Why The Green Party Won Big In Last Week's European Elections
MARY LOUISE KELLY, HOST:
Elections in Europe over the weekend saw a big victory for the Green Party. The so-called Green Wave saw voters turning out to support a climate-focused agenda, especially younger voters. The German Green Party made an especially large impact. They finished in second place in that country. Sergey Lagodinsky is a newly elected Green member of the European Parliament from Germany, and he joins us now from Berlin.
SERGEY LAGODINSKY: Hi. Good evening.
KELLY: Hi. And I suppose I should say congratulations.
LAGODINSKY: Yes, thank you. It's exciting.
KELLY: Exciting, as you say, but what was different this time? - because the Green Party has been around for a while in Germany.
LAGODINSKY: Well, on the surface, the topic of climate change and the demonstration of young people - the so-called Fridays for Future, where students skipped their classes and went demonstrating, demanding that the politicians start listening to them in terms of climate policies - this got traction among their parents, among their grandparents.
KELLY: What about beyond the environment? - because your platform goes well beyond just issues...
KELLY: ...Of climate. What else do you stand for?
LAGODINSKY: Well, having a clear attitude against racism through our diversity, not flirting with populist parties but confronting them. This is something that the Greens have been always good in. And I think that resonates with the population. And also, the Green Party has always been most pro-European party, longing for United States of Europe as a vision.
KELLY: Although, you are going to, of course, have to work with other parties in the European Parliament. And you mentioned confronting far-right parties. They also made gains in these elections. Will you work with them?
LAGODINSKY: No. If you mean the populist parties, the authoritarian parties, this is something where we cannot imagine working with them. But we can work with conservatives, the European People's Party - so, basically, party of Merkel - those are not our natural enemies. And if we see that we can at least further our green agenda with them, I think it would be possible to cooperate also in terms of supporting the new commission, which is kind of the European government that we have here.

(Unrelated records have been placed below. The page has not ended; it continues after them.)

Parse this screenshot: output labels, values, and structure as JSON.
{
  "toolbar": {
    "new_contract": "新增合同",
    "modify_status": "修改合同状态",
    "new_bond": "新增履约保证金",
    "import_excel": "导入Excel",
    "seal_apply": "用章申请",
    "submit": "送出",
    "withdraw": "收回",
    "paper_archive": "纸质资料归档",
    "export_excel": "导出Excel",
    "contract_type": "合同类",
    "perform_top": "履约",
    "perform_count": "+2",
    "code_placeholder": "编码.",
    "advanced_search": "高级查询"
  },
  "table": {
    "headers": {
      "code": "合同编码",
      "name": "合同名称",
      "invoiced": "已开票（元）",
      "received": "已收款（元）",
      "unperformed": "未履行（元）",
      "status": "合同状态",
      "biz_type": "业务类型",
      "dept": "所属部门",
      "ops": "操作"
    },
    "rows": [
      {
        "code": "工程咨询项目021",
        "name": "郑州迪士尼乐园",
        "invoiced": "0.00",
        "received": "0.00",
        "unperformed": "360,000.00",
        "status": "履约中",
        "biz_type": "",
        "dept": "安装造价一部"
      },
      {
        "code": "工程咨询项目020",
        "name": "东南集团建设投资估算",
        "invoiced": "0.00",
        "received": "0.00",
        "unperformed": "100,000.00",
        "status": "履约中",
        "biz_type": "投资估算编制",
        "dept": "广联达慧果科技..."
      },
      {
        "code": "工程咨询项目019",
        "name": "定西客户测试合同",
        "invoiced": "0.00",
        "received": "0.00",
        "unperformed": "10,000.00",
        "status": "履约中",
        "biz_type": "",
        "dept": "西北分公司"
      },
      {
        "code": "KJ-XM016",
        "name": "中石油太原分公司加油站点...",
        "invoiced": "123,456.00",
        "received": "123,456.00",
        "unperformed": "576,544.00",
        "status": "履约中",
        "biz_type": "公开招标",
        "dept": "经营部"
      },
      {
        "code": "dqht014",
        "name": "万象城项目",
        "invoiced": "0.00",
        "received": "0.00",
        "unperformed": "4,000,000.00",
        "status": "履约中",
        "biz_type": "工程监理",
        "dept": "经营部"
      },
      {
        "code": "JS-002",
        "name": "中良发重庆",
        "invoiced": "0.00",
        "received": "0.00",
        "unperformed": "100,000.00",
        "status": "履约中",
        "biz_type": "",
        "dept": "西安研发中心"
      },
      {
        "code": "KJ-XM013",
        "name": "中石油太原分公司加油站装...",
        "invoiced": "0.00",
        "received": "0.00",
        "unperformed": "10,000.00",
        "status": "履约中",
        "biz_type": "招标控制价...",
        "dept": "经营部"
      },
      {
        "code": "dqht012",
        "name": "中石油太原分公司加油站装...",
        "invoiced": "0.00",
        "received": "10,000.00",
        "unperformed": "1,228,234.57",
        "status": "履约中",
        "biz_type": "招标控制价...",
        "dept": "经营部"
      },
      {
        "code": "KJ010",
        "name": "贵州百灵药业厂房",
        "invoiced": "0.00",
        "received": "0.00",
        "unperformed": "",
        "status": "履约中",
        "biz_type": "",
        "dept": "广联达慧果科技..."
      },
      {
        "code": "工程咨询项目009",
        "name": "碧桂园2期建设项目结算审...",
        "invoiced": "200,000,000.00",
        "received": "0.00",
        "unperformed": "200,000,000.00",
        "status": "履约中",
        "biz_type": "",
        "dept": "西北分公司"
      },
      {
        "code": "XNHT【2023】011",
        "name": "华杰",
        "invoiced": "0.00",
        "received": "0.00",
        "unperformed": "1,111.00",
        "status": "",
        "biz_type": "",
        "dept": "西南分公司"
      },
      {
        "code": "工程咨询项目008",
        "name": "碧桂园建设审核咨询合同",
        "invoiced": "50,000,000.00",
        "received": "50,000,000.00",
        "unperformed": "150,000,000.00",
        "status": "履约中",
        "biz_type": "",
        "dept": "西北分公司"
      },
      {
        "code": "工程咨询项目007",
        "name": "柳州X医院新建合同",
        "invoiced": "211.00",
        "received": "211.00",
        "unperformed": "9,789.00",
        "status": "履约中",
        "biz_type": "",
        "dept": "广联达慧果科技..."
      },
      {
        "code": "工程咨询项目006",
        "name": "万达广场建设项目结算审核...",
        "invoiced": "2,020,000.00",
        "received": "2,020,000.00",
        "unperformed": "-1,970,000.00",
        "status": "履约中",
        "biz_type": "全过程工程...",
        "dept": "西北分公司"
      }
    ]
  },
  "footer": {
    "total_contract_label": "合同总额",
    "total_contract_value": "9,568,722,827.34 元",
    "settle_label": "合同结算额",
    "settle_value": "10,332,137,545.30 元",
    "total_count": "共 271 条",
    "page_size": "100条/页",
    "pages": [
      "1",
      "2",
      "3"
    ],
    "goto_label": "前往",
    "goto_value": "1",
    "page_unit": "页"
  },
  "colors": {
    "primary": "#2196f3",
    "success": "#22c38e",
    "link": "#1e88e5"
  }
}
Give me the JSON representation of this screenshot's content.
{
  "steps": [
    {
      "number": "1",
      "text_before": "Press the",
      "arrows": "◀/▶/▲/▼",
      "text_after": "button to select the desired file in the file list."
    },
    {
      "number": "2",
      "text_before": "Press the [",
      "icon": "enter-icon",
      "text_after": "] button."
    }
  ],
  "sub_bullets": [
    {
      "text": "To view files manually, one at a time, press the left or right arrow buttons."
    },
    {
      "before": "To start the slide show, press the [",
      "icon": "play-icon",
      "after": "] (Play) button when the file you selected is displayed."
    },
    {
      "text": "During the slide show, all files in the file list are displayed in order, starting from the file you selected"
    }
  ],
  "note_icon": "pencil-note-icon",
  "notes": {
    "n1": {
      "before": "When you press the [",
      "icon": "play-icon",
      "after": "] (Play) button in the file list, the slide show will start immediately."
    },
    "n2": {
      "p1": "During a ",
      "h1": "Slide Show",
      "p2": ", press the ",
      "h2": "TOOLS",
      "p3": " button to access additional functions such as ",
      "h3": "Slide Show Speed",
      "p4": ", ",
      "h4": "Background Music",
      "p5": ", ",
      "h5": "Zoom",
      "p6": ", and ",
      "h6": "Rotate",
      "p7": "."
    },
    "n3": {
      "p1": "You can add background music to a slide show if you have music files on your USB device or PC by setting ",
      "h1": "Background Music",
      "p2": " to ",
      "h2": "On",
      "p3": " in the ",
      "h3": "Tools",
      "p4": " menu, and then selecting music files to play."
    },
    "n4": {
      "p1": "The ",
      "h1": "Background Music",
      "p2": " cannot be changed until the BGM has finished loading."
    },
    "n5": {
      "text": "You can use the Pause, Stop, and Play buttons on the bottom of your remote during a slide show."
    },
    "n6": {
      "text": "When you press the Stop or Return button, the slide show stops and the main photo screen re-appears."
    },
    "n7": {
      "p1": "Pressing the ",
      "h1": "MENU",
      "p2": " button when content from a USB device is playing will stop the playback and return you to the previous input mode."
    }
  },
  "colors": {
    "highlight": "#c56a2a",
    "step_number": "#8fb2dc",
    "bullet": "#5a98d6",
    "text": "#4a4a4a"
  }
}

KELLY: I was reading that the Green Party did very well among - we mentioned young voters but young, affluent, urban voters, not as well in places that are maybe more poor or struggling economically. Does that lead to a perception that your party is for the privileged of Europe? And if, so what do you do about it?
LAGODINSKY: Look. I've been campaigning in Brandenburg - very rural, very similar to Rust Belt in the United States. It's much easier to talk to them when we explain that our vision is not just environmental. It's a social policy vision. We are in the middle of a transition and transformation of our society and of our economy, so we need to make our society, our cities and towns fit for it. And this includes social support.
KELLY: And how does that message register? I mean, that sounds like a hard case to make to those voters.
LAGODINSKY: It's not an easy case to make, but it's important to listen to people. And it's important to tell them that we don't have answers to all the questions. But we have a vision. When they hear that, many of them open up because there are plenty of stereotypes about the Green Party. And one of those stereotypes is precisely what you said, you know, that this is a party of those who are better off. And I think we are moving away from that by marrying Green innovation agenda with the social policy, so I think the future will probably be Green even there.
KELLY: Sergey Lagodinsky, thank you for your time and congratulations again.
LAGODINSKY: Thank you so much.
KELLY: He is a newly elected Green member of the European Parliament, speaking to us there from Berlin. Transcript provided by NPR, Copyright NPR.